A young lady (YL), in her mid-teens, and her long-suffering mother (LSM) are preparing to leave the house to go their respective Saturday morning activities.
LSM: So, I’ll see you back here after lunch some time?
YL: Yup (while texting)
LSM: Do you want to do something this afternoon?
YL: (stops texting for a moment) YES! You can take me to Winners and buy me new clothes.
LSM: Ha ha. Your bedroom floor is 3 feet deep with clothes. I don’t think you need anymore right now.
YL: (whining) Yes, I do. All my clothes are old and yucky.
LSM: Maybe if you and all your friends didn’t have to walk over them to get into your room, they wouldn’t be so yucky? Maybe you should buy your own clothes and then you’d take better care of them.
YL: WHAT? I already have to buy everything myself.
YSM: Everything, eh? Like what?
YL: Like everything. It’s not fair.
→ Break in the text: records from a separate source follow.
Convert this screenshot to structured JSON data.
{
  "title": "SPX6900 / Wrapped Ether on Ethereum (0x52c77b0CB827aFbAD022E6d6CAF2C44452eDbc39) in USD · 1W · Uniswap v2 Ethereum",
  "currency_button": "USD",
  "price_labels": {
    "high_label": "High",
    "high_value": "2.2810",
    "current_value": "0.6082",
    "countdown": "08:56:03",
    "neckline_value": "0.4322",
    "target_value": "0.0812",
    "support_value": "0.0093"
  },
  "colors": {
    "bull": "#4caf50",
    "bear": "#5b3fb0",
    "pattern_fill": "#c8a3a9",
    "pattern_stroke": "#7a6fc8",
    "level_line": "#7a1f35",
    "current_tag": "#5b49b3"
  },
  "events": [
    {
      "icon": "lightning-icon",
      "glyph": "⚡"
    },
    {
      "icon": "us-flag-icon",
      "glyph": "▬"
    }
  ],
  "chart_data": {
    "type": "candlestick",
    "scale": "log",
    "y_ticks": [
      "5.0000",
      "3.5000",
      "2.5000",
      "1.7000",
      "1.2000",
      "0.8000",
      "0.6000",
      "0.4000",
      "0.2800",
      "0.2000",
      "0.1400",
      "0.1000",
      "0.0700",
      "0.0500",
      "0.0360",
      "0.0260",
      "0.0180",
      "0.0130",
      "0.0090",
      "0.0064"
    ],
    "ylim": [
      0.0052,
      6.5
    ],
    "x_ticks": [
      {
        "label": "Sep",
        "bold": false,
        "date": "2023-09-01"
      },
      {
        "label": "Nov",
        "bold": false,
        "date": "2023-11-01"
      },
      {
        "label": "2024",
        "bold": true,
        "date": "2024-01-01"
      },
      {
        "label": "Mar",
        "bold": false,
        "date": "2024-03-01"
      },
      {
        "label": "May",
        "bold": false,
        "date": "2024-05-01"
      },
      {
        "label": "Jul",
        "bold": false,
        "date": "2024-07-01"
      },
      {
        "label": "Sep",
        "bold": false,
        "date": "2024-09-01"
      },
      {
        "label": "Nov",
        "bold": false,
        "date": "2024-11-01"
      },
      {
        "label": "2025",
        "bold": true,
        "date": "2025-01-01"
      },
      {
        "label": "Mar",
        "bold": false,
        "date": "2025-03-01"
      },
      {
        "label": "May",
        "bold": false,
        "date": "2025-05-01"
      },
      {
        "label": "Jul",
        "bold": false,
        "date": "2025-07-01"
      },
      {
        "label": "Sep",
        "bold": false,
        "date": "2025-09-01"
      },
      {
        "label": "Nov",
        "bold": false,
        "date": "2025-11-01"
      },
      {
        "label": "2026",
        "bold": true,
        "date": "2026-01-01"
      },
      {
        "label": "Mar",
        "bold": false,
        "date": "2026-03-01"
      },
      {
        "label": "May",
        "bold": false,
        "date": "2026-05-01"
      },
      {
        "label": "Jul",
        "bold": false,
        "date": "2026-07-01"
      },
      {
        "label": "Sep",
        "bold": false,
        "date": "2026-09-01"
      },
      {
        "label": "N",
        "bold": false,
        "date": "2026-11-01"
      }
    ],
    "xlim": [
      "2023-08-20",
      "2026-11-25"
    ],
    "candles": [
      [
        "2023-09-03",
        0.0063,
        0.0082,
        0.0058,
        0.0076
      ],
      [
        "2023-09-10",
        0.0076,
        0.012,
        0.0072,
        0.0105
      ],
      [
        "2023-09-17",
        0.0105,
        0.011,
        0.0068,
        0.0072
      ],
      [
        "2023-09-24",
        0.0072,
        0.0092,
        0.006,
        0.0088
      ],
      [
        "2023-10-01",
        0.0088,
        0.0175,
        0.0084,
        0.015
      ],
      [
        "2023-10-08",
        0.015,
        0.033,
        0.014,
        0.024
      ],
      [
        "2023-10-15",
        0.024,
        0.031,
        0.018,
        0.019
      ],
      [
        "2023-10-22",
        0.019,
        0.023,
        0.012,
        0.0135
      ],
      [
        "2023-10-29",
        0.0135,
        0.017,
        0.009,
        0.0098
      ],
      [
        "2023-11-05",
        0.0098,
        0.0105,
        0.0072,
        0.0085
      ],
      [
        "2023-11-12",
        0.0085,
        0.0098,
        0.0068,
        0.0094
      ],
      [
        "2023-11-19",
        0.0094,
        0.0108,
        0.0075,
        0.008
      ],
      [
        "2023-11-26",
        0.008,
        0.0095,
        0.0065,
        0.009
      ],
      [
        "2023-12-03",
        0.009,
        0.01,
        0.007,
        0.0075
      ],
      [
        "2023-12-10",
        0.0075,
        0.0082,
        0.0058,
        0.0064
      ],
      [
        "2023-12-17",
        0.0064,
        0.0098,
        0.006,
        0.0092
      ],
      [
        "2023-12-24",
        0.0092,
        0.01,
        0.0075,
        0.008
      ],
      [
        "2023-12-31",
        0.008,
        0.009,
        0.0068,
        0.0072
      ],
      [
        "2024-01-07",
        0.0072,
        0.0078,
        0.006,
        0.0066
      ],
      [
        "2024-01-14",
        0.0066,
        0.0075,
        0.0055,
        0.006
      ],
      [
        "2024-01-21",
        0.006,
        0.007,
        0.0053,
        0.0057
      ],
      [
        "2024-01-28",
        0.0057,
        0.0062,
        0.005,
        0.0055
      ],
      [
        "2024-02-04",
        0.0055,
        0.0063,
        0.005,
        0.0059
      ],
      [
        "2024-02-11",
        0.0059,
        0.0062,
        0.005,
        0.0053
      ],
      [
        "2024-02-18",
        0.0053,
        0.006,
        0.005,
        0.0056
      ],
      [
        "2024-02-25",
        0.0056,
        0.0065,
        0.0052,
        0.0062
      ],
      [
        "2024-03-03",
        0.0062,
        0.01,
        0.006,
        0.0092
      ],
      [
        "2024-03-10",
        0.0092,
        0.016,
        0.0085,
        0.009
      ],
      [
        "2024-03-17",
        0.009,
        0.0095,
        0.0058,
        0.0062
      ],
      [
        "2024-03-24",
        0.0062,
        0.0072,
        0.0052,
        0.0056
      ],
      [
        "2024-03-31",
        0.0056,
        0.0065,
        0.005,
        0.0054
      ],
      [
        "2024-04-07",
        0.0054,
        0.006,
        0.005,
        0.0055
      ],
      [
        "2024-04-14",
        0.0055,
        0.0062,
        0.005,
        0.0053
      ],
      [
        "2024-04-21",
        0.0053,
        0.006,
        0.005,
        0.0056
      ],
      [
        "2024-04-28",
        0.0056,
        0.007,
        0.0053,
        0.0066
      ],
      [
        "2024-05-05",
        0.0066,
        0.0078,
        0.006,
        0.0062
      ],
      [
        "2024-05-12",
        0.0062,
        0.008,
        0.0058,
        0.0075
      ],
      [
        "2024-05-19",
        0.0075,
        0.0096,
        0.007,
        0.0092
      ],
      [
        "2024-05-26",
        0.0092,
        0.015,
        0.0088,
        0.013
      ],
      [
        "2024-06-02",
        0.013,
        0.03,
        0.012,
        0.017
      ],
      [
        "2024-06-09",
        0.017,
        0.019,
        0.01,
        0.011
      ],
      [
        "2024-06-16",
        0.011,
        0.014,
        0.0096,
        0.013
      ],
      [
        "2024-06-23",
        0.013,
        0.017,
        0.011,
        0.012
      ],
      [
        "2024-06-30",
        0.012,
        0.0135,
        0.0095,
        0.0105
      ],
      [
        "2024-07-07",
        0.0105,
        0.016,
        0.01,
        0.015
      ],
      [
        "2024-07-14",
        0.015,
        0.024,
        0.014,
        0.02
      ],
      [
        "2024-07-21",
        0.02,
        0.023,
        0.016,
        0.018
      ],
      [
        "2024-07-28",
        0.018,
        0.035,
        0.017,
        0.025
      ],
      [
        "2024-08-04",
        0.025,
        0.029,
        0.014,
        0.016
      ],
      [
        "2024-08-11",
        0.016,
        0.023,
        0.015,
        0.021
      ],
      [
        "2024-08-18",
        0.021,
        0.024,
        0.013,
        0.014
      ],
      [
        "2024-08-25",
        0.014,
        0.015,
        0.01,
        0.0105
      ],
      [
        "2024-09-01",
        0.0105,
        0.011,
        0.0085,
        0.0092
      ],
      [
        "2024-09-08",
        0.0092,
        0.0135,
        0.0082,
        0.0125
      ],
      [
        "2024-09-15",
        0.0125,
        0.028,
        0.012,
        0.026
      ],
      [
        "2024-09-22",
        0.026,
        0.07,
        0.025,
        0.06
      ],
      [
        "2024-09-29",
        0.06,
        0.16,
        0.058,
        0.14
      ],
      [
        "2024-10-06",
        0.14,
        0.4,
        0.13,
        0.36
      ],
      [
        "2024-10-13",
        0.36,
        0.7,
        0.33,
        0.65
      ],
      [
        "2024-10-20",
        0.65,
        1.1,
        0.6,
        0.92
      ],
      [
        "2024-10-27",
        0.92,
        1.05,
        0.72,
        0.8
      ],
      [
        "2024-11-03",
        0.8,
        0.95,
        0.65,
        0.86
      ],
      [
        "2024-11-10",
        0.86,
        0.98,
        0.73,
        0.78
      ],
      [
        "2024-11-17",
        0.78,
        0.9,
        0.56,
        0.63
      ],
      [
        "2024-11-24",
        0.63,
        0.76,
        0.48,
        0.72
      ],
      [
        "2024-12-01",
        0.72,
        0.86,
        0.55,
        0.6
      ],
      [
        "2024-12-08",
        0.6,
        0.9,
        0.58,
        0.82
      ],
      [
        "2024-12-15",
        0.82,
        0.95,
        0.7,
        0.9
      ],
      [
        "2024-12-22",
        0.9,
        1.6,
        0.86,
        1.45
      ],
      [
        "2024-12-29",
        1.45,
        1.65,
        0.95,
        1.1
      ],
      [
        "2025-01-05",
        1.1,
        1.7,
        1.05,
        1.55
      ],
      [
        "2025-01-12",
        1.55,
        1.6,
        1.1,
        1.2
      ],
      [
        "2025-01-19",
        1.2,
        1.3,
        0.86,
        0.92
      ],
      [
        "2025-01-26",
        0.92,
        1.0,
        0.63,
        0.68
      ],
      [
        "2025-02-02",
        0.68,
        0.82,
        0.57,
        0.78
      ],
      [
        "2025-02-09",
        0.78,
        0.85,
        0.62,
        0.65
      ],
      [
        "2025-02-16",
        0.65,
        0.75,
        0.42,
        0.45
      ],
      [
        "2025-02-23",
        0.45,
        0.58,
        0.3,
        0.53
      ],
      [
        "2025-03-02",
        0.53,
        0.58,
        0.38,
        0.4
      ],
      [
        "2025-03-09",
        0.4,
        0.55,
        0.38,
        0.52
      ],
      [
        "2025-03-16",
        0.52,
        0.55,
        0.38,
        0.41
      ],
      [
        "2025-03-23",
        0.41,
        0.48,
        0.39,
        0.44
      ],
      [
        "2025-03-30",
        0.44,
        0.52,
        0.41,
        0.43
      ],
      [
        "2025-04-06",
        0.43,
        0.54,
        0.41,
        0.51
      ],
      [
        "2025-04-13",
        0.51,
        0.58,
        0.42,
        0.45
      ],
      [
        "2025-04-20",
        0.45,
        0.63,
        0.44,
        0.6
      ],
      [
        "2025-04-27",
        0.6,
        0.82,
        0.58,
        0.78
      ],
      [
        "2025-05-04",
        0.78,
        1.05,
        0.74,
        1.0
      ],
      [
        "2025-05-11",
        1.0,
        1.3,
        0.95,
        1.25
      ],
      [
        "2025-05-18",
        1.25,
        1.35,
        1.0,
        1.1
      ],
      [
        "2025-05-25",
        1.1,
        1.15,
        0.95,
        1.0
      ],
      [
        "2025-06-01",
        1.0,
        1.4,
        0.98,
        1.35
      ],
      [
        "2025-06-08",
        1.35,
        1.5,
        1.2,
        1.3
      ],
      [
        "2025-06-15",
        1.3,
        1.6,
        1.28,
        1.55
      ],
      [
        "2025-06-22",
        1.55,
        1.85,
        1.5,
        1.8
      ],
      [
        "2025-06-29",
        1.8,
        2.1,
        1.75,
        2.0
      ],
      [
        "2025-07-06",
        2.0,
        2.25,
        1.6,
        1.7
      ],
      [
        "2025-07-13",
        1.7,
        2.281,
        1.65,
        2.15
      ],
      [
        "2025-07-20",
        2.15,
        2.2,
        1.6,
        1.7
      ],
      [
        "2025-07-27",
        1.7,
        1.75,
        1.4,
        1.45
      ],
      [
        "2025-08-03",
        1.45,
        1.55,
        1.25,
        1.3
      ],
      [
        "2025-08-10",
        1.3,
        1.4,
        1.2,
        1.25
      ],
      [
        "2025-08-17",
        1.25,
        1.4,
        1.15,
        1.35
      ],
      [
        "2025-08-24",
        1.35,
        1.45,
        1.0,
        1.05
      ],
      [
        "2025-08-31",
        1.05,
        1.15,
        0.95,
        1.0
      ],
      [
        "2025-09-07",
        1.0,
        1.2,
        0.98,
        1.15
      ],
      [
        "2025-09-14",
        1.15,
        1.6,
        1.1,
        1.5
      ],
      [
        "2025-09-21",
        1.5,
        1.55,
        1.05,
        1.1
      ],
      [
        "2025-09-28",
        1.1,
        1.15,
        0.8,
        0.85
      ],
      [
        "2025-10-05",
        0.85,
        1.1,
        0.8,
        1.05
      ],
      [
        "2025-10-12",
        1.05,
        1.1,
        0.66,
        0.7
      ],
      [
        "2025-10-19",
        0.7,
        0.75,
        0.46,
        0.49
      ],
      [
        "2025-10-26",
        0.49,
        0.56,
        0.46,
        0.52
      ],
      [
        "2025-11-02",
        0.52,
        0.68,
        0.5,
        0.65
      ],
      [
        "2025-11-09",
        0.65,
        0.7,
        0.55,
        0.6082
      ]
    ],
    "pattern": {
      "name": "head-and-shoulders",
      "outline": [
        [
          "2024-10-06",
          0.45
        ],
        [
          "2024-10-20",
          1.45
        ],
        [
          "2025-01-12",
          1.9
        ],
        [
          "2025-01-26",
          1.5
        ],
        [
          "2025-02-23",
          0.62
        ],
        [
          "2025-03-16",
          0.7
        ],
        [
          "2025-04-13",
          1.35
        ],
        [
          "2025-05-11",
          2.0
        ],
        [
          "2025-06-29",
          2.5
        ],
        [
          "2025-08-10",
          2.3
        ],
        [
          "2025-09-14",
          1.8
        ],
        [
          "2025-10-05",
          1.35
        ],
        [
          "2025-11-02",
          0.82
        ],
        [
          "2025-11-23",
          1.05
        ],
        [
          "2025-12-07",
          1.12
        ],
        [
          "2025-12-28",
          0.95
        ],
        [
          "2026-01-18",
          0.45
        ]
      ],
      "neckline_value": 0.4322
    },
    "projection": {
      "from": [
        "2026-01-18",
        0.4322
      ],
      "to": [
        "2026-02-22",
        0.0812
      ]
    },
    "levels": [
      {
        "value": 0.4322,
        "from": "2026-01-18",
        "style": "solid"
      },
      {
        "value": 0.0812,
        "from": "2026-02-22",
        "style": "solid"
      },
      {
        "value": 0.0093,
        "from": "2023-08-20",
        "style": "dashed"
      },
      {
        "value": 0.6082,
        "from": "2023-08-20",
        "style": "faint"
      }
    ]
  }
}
No one else has to have a stupid job and pay for all their own stuff.
YSM: All your own stuff? Like what?
YL: I had to pay for the movie yesterday. My friends didn’t have to pay for their own movie. My friends’ parents just give them money whenever they want it.
Listening to these two quibble reminds me of a hundred similar arguments I’ve had with XUP Jr. I’m sure that somewhere in her heart of hearts she knows she’s doing okay and that there are kids in the world worse off than she is, but you wouldn’t know it by some of the hard-done-by stories she comes out with.
And this always leads me to question: As responsible people and parents, what exactly do we owe our kids? Aside from the basics like love, nurturing, food, water, shelter, etc.?
I’ve chosen where we live based on the quality of the available schools in the area. This is great in many ways because she goes to school with kids who are mostly quite motivated to learn; who have fairly stable home lives; and who generally walk the path of straight and narrow.
In other ways, this rather insular peer group has given XUP Jr. a bit of an unrealistic picture of what is “normal”. Based on her peer experiences:
- All kids have large homes with rec rooms in the basement where teenagers can hang out, watch big-screen TVs, play air hockey, steal booze from the wet bar and crash out for the night
- All kids take one major vacation a year to Europe or China or Australia or cruise to Alaska
- All kids also have one minor vacation a year during March break to somewhere warm or Disneyland
- All kids go on two or three road trips every year to New York, Chicago, Montreal or Vancouver
- All kids spend a good part of their summer at the family cottage
- All kids have computers and TVs in their rooms
- All kids have the most current cell phone technology and the most current iPod (both of which change every 6 months)
- All kids buy their clothes only from only the most expensive boutiques
- All kids’ families have at least 2 cars and will drive the kids anywhere they want to go any time, day or night
Some of her friends do have jobs (though she chooses to forget that) but many of her friends don’t and yet always have money for shopping, eating out, movies and other outings. So, I have to assume that what she, and they, say is true – their parents just give them money whenever they want it.
I think parents do owe their kids something beyond the basics. Though circumstances don’t always make it possible, we should strive for some enrichment activities for our children – sports or music or dance lessons or something. Something that encourages their particular passion or skill or strength. Something that they can feel especially proud of themselves for. Something that may give them an edge as they go through life.
I think we also owe our kids some sort of additional start in life – whether that’s paying for their first university degree or college diploma or, if that’s not the way they want to go, some seed money to start up a business or buy their first home or whatever.
Travel, though it has so many issues these days, can also be a very important part of a child’s growth. Travel doesn’t necessarily have to mean exotic vacations. Just getting kids out of their own town once in a while and letting them experience a different community, different people, different lifestyles is good.
Anyway, these are things I always tried to provide for my kid above and beyond the basics. And as much as we can poo-poo the cliquishness of school, I confess I’ve always done what I could to help her “fit in.” She was already a bit of an oddball because she doesn’t have a father and because she eats “weird stuff” and because I don’t have a car to drive her around in. So, I bought her trendier clothes that cost a bit more than the sensible clothes. And, she was one of the first kids to have a cell phone – though that was more so we could keep in touch than to be cool. And she has the the best iPod in the whole world thanks mummy.
And contrary to what she may tell everyone, I still buy most of her stuff. Her money goes to movies and nail polish and $70 leggings from Holt Renfrew. I worry sometimes about her values. I hope they’ll sort themselves out once the self-centered teen years are over.
It’s a tough parental line to walk – that balance between your desire to give your kids every thing/every advantage and letting them learn how to set and accomplish their own goals, to expect them to put some effort (aside from sticking their hand out) into achieving their desires.
How do you, or how did your parents, work that one out?